Updated July 31, 2020
As of July 31, the U.S. Environmental Protection Agency (EPA or the Agency) has approved 15 surface disinfectant products to make on-label claims of efficacy directly against the SARS-CoV-2 virus, the novel coronavirus that causes COVID-19. This marks the first time since the novel coronavirus pandemic began that EPA has reviewed and approved testing data on the SARS-CoV-2 virus itself. The registrants of these products, which include dilutable, ready-to-use, and wipe formulation types, can now update the product labeling registered with EPA to include directions for use and claims directly against SARS-CoV-2. The registrants will also be permitted to market and advertise their efficacy against the SARS-CoV-2 virus, consistent with all applicable EPA regulations. EPA has indicated that it is planning to review and approve on a rolling basis additional products for on-label claims against the SARS-CoV-2 virus. It has been processing these on an expedited basis since May.
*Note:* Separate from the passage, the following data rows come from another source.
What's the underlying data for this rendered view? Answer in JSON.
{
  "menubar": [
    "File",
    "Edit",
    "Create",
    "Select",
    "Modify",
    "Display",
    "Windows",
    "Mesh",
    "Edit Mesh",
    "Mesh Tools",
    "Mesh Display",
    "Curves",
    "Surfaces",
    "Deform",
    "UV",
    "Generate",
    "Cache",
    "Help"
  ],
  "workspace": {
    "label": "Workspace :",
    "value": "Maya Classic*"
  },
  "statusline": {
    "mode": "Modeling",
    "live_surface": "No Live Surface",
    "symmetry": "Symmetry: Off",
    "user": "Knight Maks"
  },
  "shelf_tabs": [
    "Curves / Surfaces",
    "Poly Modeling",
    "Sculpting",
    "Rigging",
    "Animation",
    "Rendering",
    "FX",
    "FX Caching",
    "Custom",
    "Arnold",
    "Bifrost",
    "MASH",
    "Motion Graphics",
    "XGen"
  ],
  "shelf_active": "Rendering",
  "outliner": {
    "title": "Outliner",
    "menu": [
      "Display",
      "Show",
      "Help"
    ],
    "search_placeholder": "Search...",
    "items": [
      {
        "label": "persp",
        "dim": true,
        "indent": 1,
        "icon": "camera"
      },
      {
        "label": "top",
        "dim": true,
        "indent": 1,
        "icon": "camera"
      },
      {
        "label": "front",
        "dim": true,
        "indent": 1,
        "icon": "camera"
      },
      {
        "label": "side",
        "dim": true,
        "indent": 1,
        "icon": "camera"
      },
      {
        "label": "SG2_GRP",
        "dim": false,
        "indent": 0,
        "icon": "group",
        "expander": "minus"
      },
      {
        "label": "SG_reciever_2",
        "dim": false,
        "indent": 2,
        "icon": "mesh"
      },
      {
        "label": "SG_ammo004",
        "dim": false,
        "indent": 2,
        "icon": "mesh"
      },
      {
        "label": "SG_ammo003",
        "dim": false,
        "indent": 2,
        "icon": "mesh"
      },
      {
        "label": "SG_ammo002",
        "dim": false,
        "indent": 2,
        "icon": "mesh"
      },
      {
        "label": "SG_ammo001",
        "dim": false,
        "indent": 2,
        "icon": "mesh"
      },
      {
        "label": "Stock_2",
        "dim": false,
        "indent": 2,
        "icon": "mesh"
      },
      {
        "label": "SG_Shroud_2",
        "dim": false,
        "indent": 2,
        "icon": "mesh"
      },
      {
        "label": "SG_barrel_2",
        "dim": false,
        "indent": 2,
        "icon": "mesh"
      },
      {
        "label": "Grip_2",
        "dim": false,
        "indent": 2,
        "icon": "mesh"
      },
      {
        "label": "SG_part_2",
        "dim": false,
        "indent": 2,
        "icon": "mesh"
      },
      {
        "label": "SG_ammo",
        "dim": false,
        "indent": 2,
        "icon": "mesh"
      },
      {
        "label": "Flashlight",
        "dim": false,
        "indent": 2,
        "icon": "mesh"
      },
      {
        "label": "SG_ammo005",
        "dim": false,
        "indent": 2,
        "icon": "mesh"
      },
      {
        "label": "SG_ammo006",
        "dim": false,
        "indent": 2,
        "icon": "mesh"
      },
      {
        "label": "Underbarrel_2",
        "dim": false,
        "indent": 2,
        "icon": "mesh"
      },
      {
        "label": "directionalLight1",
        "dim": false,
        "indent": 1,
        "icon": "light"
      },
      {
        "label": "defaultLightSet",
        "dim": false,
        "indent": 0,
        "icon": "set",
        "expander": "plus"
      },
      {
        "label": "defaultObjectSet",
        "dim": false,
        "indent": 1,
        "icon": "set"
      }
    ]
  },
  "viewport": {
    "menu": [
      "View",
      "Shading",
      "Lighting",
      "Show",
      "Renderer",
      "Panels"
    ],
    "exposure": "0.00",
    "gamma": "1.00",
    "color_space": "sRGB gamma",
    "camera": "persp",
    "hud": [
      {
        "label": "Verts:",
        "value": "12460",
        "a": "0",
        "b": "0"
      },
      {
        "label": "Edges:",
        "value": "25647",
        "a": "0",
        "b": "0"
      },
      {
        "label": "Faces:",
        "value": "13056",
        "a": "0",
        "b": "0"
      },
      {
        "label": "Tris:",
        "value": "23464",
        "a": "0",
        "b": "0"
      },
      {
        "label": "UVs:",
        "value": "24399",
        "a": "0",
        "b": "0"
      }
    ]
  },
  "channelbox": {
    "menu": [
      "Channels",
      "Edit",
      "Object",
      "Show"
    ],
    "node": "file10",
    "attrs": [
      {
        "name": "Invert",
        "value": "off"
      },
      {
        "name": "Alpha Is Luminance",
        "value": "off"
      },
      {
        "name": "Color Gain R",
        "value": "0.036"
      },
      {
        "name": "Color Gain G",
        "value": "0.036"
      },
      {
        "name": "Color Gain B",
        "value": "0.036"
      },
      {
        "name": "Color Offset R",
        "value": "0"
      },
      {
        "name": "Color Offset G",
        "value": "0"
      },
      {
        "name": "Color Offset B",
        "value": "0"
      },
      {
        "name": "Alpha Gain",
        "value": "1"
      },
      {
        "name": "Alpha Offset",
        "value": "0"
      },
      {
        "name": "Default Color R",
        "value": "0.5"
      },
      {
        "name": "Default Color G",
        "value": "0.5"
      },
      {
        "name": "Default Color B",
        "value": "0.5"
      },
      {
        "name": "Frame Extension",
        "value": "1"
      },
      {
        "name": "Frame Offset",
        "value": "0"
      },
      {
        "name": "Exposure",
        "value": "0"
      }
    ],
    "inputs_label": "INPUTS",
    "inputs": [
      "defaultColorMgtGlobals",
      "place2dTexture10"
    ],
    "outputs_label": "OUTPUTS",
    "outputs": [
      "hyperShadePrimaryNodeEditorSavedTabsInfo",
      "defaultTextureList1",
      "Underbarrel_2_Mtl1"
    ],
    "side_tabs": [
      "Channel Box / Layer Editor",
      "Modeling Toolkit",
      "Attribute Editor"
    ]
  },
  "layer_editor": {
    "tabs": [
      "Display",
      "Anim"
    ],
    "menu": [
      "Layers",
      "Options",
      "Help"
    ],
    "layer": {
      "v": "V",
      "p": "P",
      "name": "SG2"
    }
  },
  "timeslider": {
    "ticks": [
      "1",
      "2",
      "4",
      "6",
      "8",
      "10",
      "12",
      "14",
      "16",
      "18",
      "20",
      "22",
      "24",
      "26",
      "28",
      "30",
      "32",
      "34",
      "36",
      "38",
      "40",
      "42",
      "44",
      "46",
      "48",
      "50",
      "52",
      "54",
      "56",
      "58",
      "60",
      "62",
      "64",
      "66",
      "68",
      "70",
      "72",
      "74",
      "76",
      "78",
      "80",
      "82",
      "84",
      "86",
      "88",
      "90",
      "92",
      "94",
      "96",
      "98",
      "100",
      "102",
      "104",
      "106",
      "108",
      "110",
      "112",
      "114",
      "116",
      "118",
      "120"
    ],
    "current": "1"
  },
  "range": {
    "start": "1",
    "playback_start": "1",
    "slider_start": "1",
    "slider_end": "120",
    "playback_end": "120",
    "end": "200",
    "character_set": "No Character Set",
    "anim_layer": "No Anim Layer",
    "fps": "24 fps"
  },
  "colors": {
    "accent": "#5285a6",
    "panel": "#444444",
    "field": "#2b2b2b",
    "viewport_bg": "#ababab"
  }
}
As part of the increased of per- and polyfluoroalkyl substances (PFAS), the Environmental Protection Agency (EPA) has proposed new use restrictions that may limit imports of certain products into the United States.
On July 8, 2020, the U.S. Environmental Protection Agency (EPA) published proposed amendments to the 2013 National Emission Standards for Hazardous Air Pollutants for Industrial, Commercial, and Institutional Boilers and Process Heaters. The proposed amendments, the result of three remands issued by the U.S. Court of Appeals for the D.C. Circuit, revise certain maximum achievable control technology (MACT) limits and provide more explanation about other aspects of the rule.
On July 2, 2020, in Sierra Club v. United States Environmental Protection Agency, the U.S. Court of Appeals for the Tenth Circuit rejected the Environmental Protection Agency’s (EPA) interpretation of the scope of its obligations to review permits under Title V of the Clean Air Act (CAA). The court found that the plain language of EPA’s regulations requires EPA to review whether a state-issued Title V permit complies with all applicable CAA requirements, not only the requirements the state included in the permit. The issue may end up in the U.S. Supreme Court, as it diverges from a recent ruling by the Fifth Circuit.
On June 29, 2020, the U.S. Environmental Protection Agency (EPA) amended its COVID‑19‑related temporary enforcement policy. As previously reported, EPA issued temporary COVID-19 Enforcement Guidance on March 26, 2020, providing guidelines on how EPA will, in certain cases, exercise discretion in enforcing environmental legal obligations during the COVID-19 pandemic. (more…)
On June 26, 2020, a federal district court ruled that the U.S. Environmental Protection Agency (EPA) is not required to perform a risk assessment every time it revises its technology-based standards for a hazardous pollution source. Rather, the EPA is required to conduct a risk assessment only in connection with its initial adoption.
Companies have started reporting their manufacture or imports of newly designated high-priority substances under the Toxic Substances Control Act—and paying EPA costs for evaluating the substances’ risk. Sidley lawyers explain the risk evaluation process and how companies can strategically engage with EPA on the scope of risk evaluations.
On February 18, 2020, a group of states and a national trade union filed separate petitions seeking administrative reconsideration of the United States Environmental Protection Agency’s (EPA or Agency) recently finalized Clean Air Act Risk Management Plan (RMP) reconsideration rule (the Reconsideration Rule). The Reconsideration Rule became effective on December 19, 2019, and rescinds numerous provisions of the Obama administration’s January 2017 amendments to EPA’s RMP regulations under the Clean Air Act (the Amendments).
Topics discussed this week include:
- EPA proposes to decline to set CERCLA financial assurance rule for electric power industry.
- D.C. Circuit upholds RCRA transfer-based exclusion.
- EPA proposes renewable volume obligations for 2020.
- EPA issues final enforcement policy on coordination with and delegation to states.
The definition of waters of the United States is central to the CWA. At its core, the Act bans “the discharge of any pollutant” except in compliance with other provisions of the Act, such as the National Pollutant Discharge Elimination System (“NPDES”) permitting program. 33 U.S.C. § 1311(a). “Discharge of a pollutant” is defined in relevant part as “any addition of any pollutant to navigable waters from any point source,” where (i) “navigable waters” are “the waters of the United States,” and (ii) a “point source” is “any discernible, confined and discrete conveyance, including but not limited to any pipe, ditch, channel, tunnel, conduit, well, discrete fissure, container, rolling stock, concentrated animal feeding operation, or vessel or other floating craft, from which pollutants are or may be discharged.” See 33 U.S.C. §§ 1362(7), (12) and (14). (more…)